Sandy had known Lindsay was growing up fast, but she hadn't expected to get a demonstration of the fact. Yet here it was. Lindsay's first awareness of someone of the opposite sex.
"Lindsay, this is Mr. Haynes," Sandy said. "He's our neighbor."
"I live in the gatehouse," Kyle said as he approached her daughter. He held out his hand. Lindsay glanced at her, then the man. She stuck out her hand and giggled when he took it in his. "Nice to meet you, Lindsay. I knew your mom when she was just a couple of years older than you are right now."
"Really?" Lindsay stared at her as if she couldn't ever imagine her mother being young. "What was she like?"
"Pretty much the way she is now. We used to call her Sensible Sandy."
Lindsay rolled her eyes. "Figures. She still wants to organize the world. I guess she hasn't changed at all."
"You're right. She still looks-"
"There's Blake," Sandy interrupted, not wanting to let Kyle continue. She had no idea what he planned to say. Probably some unrealistic compliment about how great she'd looked in high school. "Blake, come and meet our new neighbor."

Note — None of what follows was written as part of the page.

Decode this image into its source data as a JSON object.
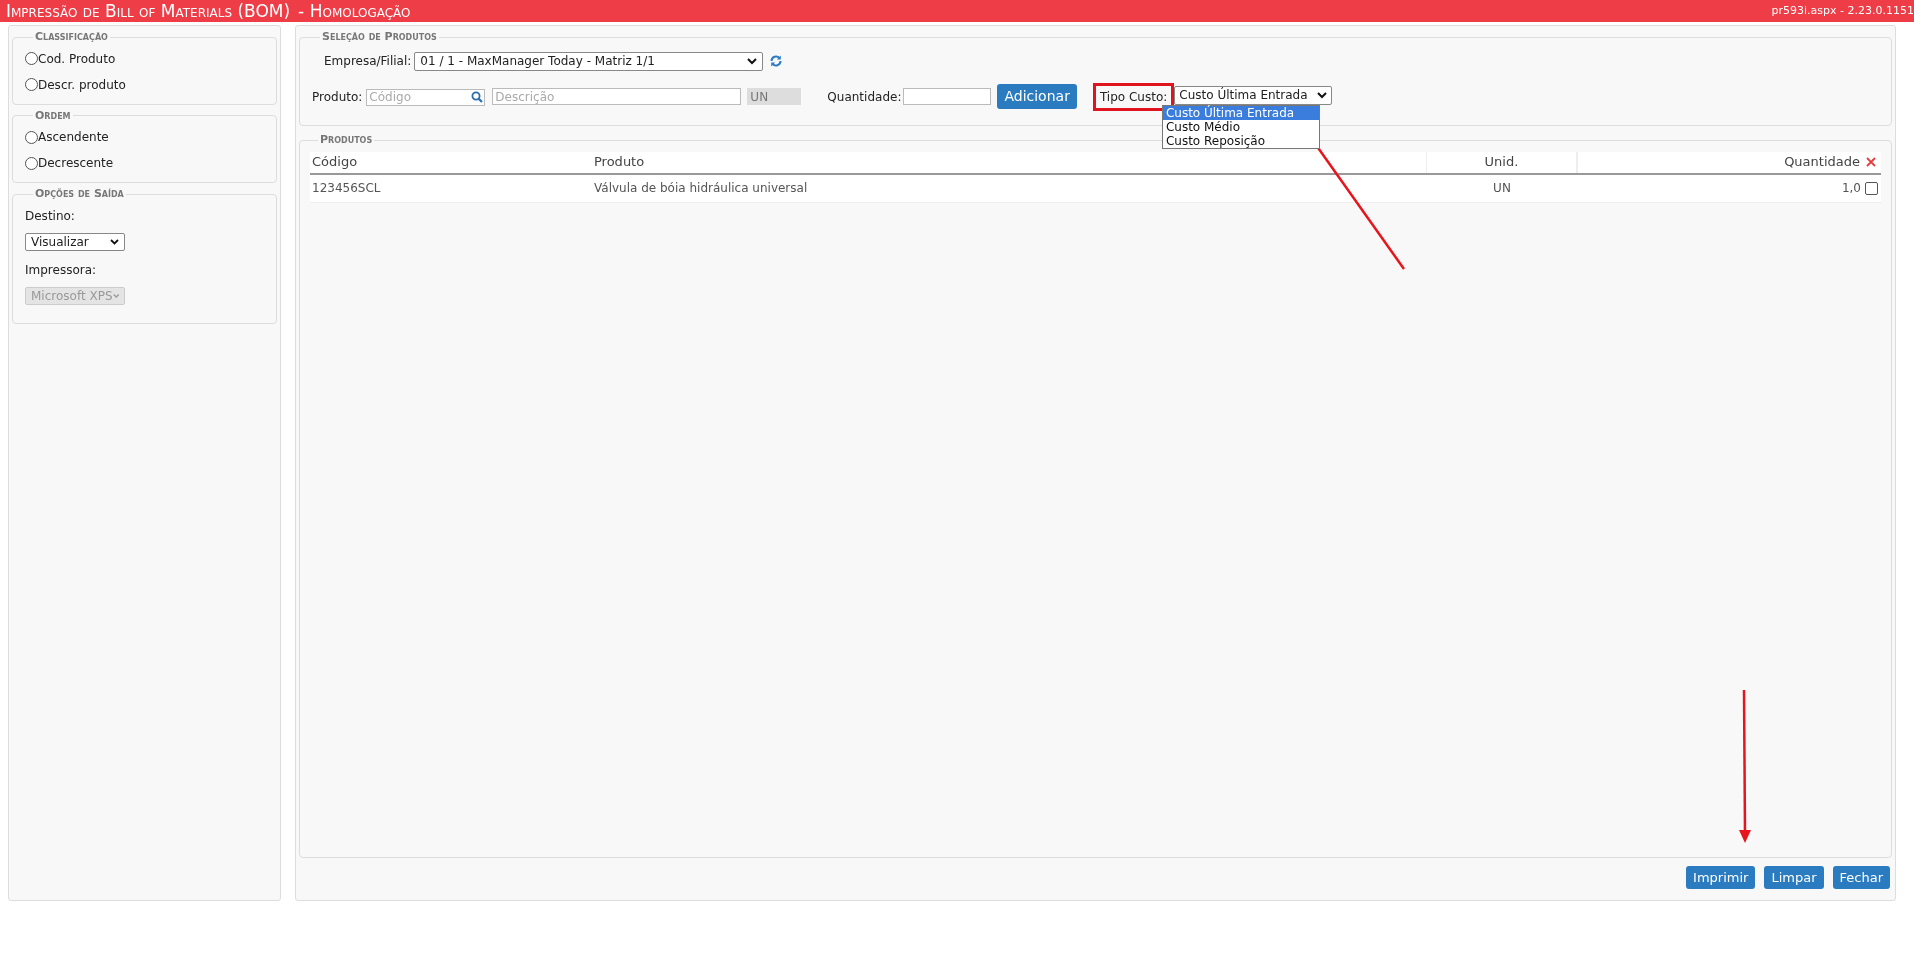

Her son came around the side of the house. As always, when she saw him, she bit back a sigh. Blake was physically the most like his father. He had dark red hair, freckles and wore glasses. But while Thomas's light brown eyes had gleamed with humor and a zest for life and adventure, Blake's expression was serious, as if the weight of the world rested on his slim shoulders. He preferred to read rather than play outside, and he didn't make friends easily. Sandy wondered if all parents worried about their children as much as she worried about hers. She was doing the best she could to make them feel safe and secure after losing their father, but she wasn't sure her efforts were enough.